Stela Burdt and Stephen Houtz in SouvenirAnd I think about what I get to do this weekend: to perform in a wonderful show about a woman who so believed in the transformative power of music that she performed against all odds, and won my character over by teaching him how to experience music—and the world—the way she did. She says in the last part of the show, “If only we could live in the music forever, Cosme. If only it would go on and on.”

And for me, tonight, and for the rest of my life, the music will go on and on.

Friendship and Camaraderie through the “Act” of Violence

by Aaron Preusse (Stage Combat Choreographer for The Three Musketeers)

Aaron“All for One and One for All!” is an iconic line that brings to mind images of swashbuckling Musketeers banding together to beat impossible odds. This classic phrase and its ideal is also, I believe, the foundation for stage combat.
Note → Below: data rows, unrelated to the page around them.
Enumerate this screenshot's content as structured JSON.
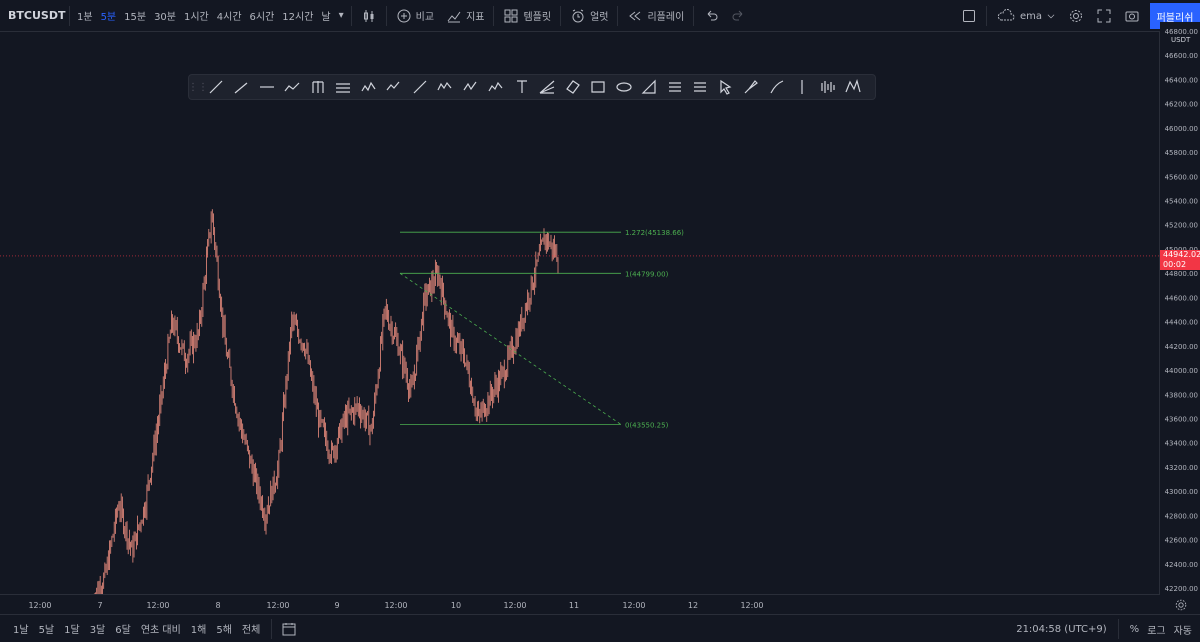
{
  "toolbar": {
    "symbol": "BTCUSDT",
    "intervals": [
      "1분",
      "5분",
      "15분",
      "30분",
      "1시간",
      "4시간",
      "6시간",
      "12시간",
      "날"
    ],
    "active_interval": "5분",
    "compare_label": "비교",
    "indicators_label": "지표",
    "templates_label": "템플릿",
    "alert_label": "얼럿",
    "replay_label": "리플레이",
    "layout_name": "ema",
    "publish_label": "퍼블리쉬"
  },
  "drawing_tools": [
    "trend-line-icon",
    "ray-icon",
    "horizontal-ray-icon",
    "polyline-icon",
    "pitchfork-icon",
    "parallel-channel-icon",
    "wave-wz-icon",
    "wave-12-icon",
    "line-icon",
    "wave-wx-icon",
    "wave-ac-icon",
    "wave-ae-icon",
    "text-icon",
    "fib-fan-icon",
    "rotated-rect-icon",
    "rectangle-icon",
    "ellipse-icon",
    "triangle-icon",
    "long-position-icon",
    "short-position-icon",
    "cursor-icon",
    "brush-icon",
    "highlighter-icon",
    "vertical-line-icon",
    "bars-pattern-icon",
    "xabcd-pattern-icon"
  ],
  "price_axis": {
    "unit": "USDT",
    "ticks": [
      "46800.00",
      "46600.00",
      "46400.00",
      "46200.00",
      "46000.00",
      "45800.00",
      "45600.00",
      "45400.00",
      "45200.00",
      "45000.00",
      "44800.00",
      "44600.00",
      "44400.00",
      "44200.00",
      "44000.00",
      "43800.00",
      "43600.00",
      "43400.00",
      "43200.00",
      "43000.00",
      "42800.00",
      "42600.00",
      "42400.00",
      "42200.00"
    ],
    "last_price": "44942.02",
    "countdown": "00:02"
  },
  "time_axis": {
    "labels": [
      "12:00",
      "7",
      "12:00",
      "8",
      "12:00",
      "9",
      "12:00",
      "10",
      "12:00",
      "11",
      "12:00",
      "12",
      "12:00"
    ]
  },
  "fib_levels": [
    {
      "label": "1.272(45138.66)",
      "price": 45138.66
    },
    {
      "label": "1(44799.00)",
      "price": 44799.0
    },
    {
      "label": "0(43550.25)",
      "price": 43550.25
    }
  ],
  "bottom_bar": {
    "ranges": [
      "1날",
      "5날",
      "1달",
      "3달",
      "6달",
      "연초 대비",
      "1해",
      "5해",
      "전체"
    ],
    "clock": "21:04:58 (UTC+9)",
    "percent_label": "%",
    "log_label": "로그",
    "auto_label": "자동"
  },
  "colors": {
    "background": "#131722",
    "candle": "#ef8f80",
    "fib_line": "#4caf50",
    "accent": "#2962ff",
    "last_price": "#f23645"
  },
  "chart_data": {
    "type": "candlestick",
    "symbol": "BTCUSDT",
    "ylim": [
      42100,
      46900
    ],
    "x": [
      "12:00",
      "7",
      "12:00",
      "8",
      "12:00",
      "9",
      "12:00",
      "10",
      "12:00",
      "11"
    ],
    "values": [
      42100,
      42300,
      42900,
      42500,
      42900,
      43600,
      44400,
      44100,
      44300,
      45300,
      44200,
      43600,
      43200,
      42800,
      43200,
      44400,
      44200,
      43600,
      43300,
      43600,
      43700,
      43500,
      44500,
      44200,
      43800,
      44600,
      44800,
      44300,
      44100,
      43600,
      43800,
      44000,
      44300,
      44700,
      45100,
      44942
    ]
  }
}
Keeping someone safe while trying to kill them is a bit like rubbing your stomach while patting your head—it’s easy to do only after lots of practice. It’s this paradox of partnering safely while trying to commit acts of violence that I have come to call a “Contest of Generosity.” As a character, I might be trying to stab you through the heart but as the actor, I am doing everything I can to keep you safe and have it “appear” as though I am threatening your life. It’s this working together and abiding by the safety mechanisms which allows the actors to explore their character’s intentions fully, while at the same time delving into a relationship of trust and compassion with their scene partner quickly forming a tight bond with each other.

Aaron Preusse teaching fightSome of my best friends have come from “crossing swords” with them and the relationship that is formed in that process. This connection is not unique to me, it is found any time you have two or more individuals collaborating together while giving everything they have to their partners. It is why theatre is such a wonderful art form. Theatre is the collaboration of actors, designers, directors, playwrights and the audience and the connection that ensues when telling and receiving the story. Stage combat has that same collaboration, you just happen to be doing it with weapons.

Litograph artwork for Three Musketeers

It’s an amazing thing that happens when you put a sword into someone’s hand, they instantly want to play, where they can be Zorro or Luke or…one of the Three Musketeers. There is a sense of power that comes from stage combat, not the power that you might think; instead it’s the power of connection, trust and generosity. This comes from a commitment to make your partner look good, to give them what they need and in turn receiving the same. It is through this play, commitment and camaraderie that you have a scene that is safe, believable and exciting. This reliance on each other cuts to the heart of what is needed and creates an honest visceral moment. In that connection you build trust in each other and in yourself and there forms the alliance. “All for One and One for All” becomes a contest of generosity. Not a bad way to live your life!